Regal Princess (1991–2007) Since 2007, sailing for P&O Cruises Australia as Pacific Dawn.  
Golden Princess (1993–1996) Since 2005, sailing for Fred. Olsen Cruise Lines as MV Boudicca.  
Ocean Princess (2000–2002) Since 2002, sailing for P&O Cruises as the MV Oceana.  
Royal Princess (2007–2011) Since 2011, sailing for P&O cruises for 4 years, 2015 MV Adonia will be sailing for Fathom Cruise Lines as the MV Adonia. P&O cruises recently announced that MV adonia be sailing for P&O cruises in June 2017.  
Ocean Princess (2002–2016) Previously R Four and Tahitian Princess. Transferred to Oceania Cruises In March 2016 to become the Sirena.[25][26]  
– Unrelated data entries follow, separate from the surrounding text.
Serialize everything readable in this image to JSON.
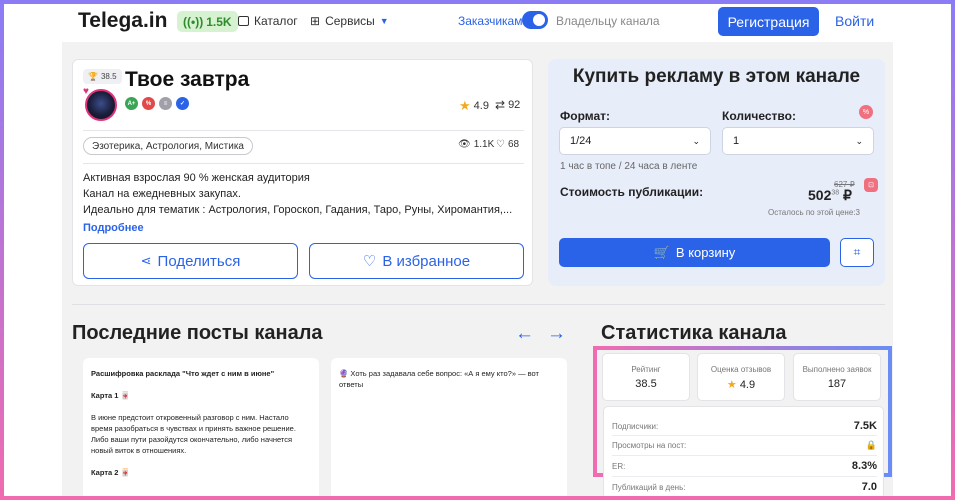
{
  "header": {
    "logo": "Telega.in",
    "online_count": "1.5K",
    "catalog": "Каталог",
    "services": "Сервисы",
    "toggle_left": "Заказчикам",
    "toggle_right": "Владельцу канала",
    "register": "Регистрация",
    "login": "Войти"
  },
  "channel": {
    "rating": "38.5",
    "title": "Твое завтра",
    "icons": [
      {
        "label": "A+",
        "color": "#3aa655"
      },
      {
        "label": "%",
        "color": "#e24a4a"
      },
      {
        "label": "≡",
        "color": "#a0a0a8"
      },
      {
        "label": "✓",
        "color": "#2b63e8"
      }
    ],
    "score": "4.9",
    "reposts": "92",
    "tag": "Эзотерика, Астрология, Мистика",
    "views": "1.1K",
    "likes": "68",
    "desc_1": "Активная взрослая 90 % женская аудитория",
    "desc_2": "Канал на ежедневных закупах.",
    "desc_3": "Идеально для тематик : Астрология, Гороскоп, Гадания, Таро, Руны, Хиромантия,...",
    "more": "Подробнее",
    "share": "Поделиться",
    "favorite": "В избранное"
  },
  "buy": {
    "title": "Купить рекламу в этом канале",
    "format_label": "Формат:",
    "format_value": "1/24",
    "quantity_label": "Количество:",
    "quantity_value": "1",
    "hint": "1 час в топе / 24 часа в ленте",
    "cost_label": "Стоимость публикации:",
    "price_old": "627 ₽",
    "price_main": "502",
    "price_cents": "38",
    "price_currency": "₽",
    "left_note": "Осталось по этой цене:3",
    "cart": "В корзину"
  },
  "posts": {
    "title": "Последние посты канала",
    "items": [
      {
        "lines": [
          "Расшифровка расклада \"Что ждет с ним в июне\"",
          "",
          "Карта 1 🀄",
          "",
          "В июне предстоит откровенный разговор с ним. Настало",
          "время разобраться в чувствах и принять важное решение.",
          "Либо ваши пути разойдутся окончательно, либо начнется",
          "новый виток в отношениях.",
          "",
          "Карта 2 🀄"
        ]
      },
      {
        "lines": [
          "🔮 Хоть раз задавала себе вопрос: «А я ему кто?» — вот",
          "ответы"
        ]
      }
    ]
  },
  "stats": {
    "title": "Статистика канала",
    "boxes": [
      {
        "label": "Рейтинг",
        "value": "38.5"
      },
      {
        "label": "Оценка отзывов",
        "value": "4.9"
      },
      {
        "label": "Выполнено заявок",
        "value": "187"
      }
    ],
    "rows": [
      {
        "label": "Подписчики:",
        "value": "7.5K"
      },
      {
        "label": "Просмотры на пост:",
        "value": "🔒"
      },
      {
        "label": "ER:",
        "value": "8.3%"
      },
      {
        "label": "Публикаций в день:",
        "value": "7.0"
      }
    ]
  }
}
Dawn Princess (1997-2017) Transferred to P&O Cruises Australia in May, 2017, as Pacific Explorer  


  1. ^ "Contact Us". Princess Cruises. Retrieved on January 20, 2010.
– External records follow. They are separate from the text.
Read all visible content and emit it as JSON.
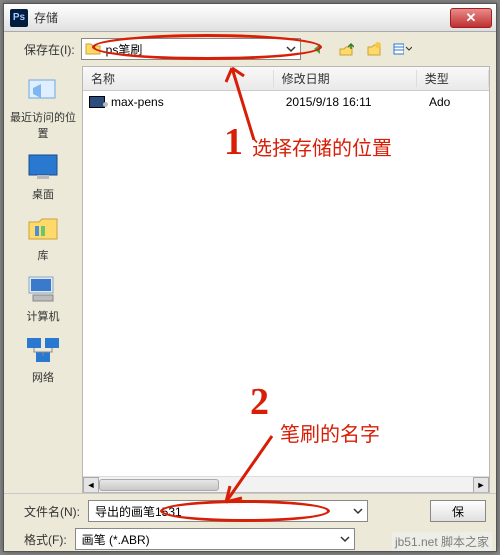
{
  "window": {
    "title": "存储"
  },
  "path": {
    "label": "保存在(I):",
    "folder_name": "ps笔刷"
  },
  "toolbar": {
    "back_icon": "back-icon",
    "up_icon": "up-icon",
    "newfolder_icon": "new-folder-icon",
    "view_icon": "view-icon"
  },
  "sidebar": {
    "items": [
      {
        "label": "最近访问的位置"
      },
      {
        "label": "桌面"
      },
      {
        "label": "库"
      },
      {
        "label": "计算机"
      },
      {
        "label": "网络"
      }
    ]
  },
  "columns": {
    "name": "名称",
    "date": "修改日期",
    "type": "类型"
  },
  "rows": [
    {
      "name": "max-pens",
      "date": "2015/9/18 16:11",
      "type": "Ado"
    }
  ],
  "bottom": {
    "filename_label": "文件名(N):",
    "filename_value": "导出的画笔1531",
    "format_label": "格式(F):",
    "format_value": "画笔 (*.ABR)",
    "save_button": "保"
  },
  "annotations": {
    "num1": "1",
    "label1": "选择存储的位置",
    "num2": "2",
    "label2": "笔刷的名字"
  },
  "watermark": "jb51.net  脚本之家"
}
  2. ^ "2012 World Wide Market Share". Cruise Market Watch. 2011-11-20. 
  3. ^ a b c d e f g Princess Cruises timeline
  4. ^ Princess Cruises v. GE, 143 F.3d 828 (1998)
  5. ^ P&O plan to demerge its cruise division
  6. ^ Carnival cruises to P&O deal
  7. ^ "No newbuildings for Carnival's US brands at current dollar-euro rate - Arison". Cruise Business Review. Cruise Media Oy Ltd. 2008-04-04. Archived from the original on September 22, 2008. Retrieved 2008-04-03. 
  8. ^ "Fincantieri to build two prototype ships for Princess Cruises". Cruise Industry News. 17 February 2010. Retrieved 17 February 2010. 
  9. ^ "Carnival Corp. finalizes contracts for two new Princess ships". Cruise Industry News. 4 May 2010. Retrieved 4 May 2010. 
  10. ^ "The $40m 'magic pipe': Princess Cruises given record fine for dumping oil at sea". The Guardian. December 2, 2016. Retrieved December 3, 2016. 
  11. ^ Martin, Hugo (December 1, 2016). "Princess Cruises to pay $40-million fine for dumping oily waste and lying about it". Los Angeles Times. Retrieved December 3, 2016. 
  12. ^ "Carnival's Princess Cruises to pay record fine for pollution, cover-up". CBS News. December 2, 2016. Retrieved December 3, 2016. 
  13. ^ Rogers, Katie (December 2, 2016). "Princess Cruise Lines to Pay $40 Million Fine for Illegal Dumping". The New York Times. Retrieved December 3, 2016. 
  14. ^ Flechas, Joey; Herrera, Chabeli (December 1, 2016). "Carnival Corp ship caught in pollution scheme. Now they're paying $40 million for it". Miami Herald. Retrieved December 3, 2016. 
  15. ^ Sloan, Gene (December 1, 2016). "Princess Cruises to plead guilty to polluting ocean". USA Today. Retrieved December 3, 2016. 
  16. ^ a b "Princess Cruise Lines fined $40m for waste dumping after UK tip-off". BBC News. December 1, 2016. Retrieved December 3, 2016. 
  17. ^ Dennis, Brady (December 2, 2016). "'Magic pipe' used to spew oily waste into water: Princess Cruises to pay record-breaking fine for pollution". Calgary Herald. Retrieved December 3, 2016. 
  18. ^ "Princess Cruises Announces Name of Next New Ship Will Be Regal Princess - Cruise Industry News | Cruise News". Cruise Industry News. 2012-08-28. Retrieved 2013-03-02. 
  19. ^
  20. ^ [1] Archived October 21, 2008, at the Wayback Machine.
  21. ^
  22. ^
  23. ^ "Carnival Corporation Finalizes Contracts with Fincantieri to Build Five New Cruise Ships". Retrieved 2016-04-01. 
  24. ^
  25. ^
  26. ^

External linksEdit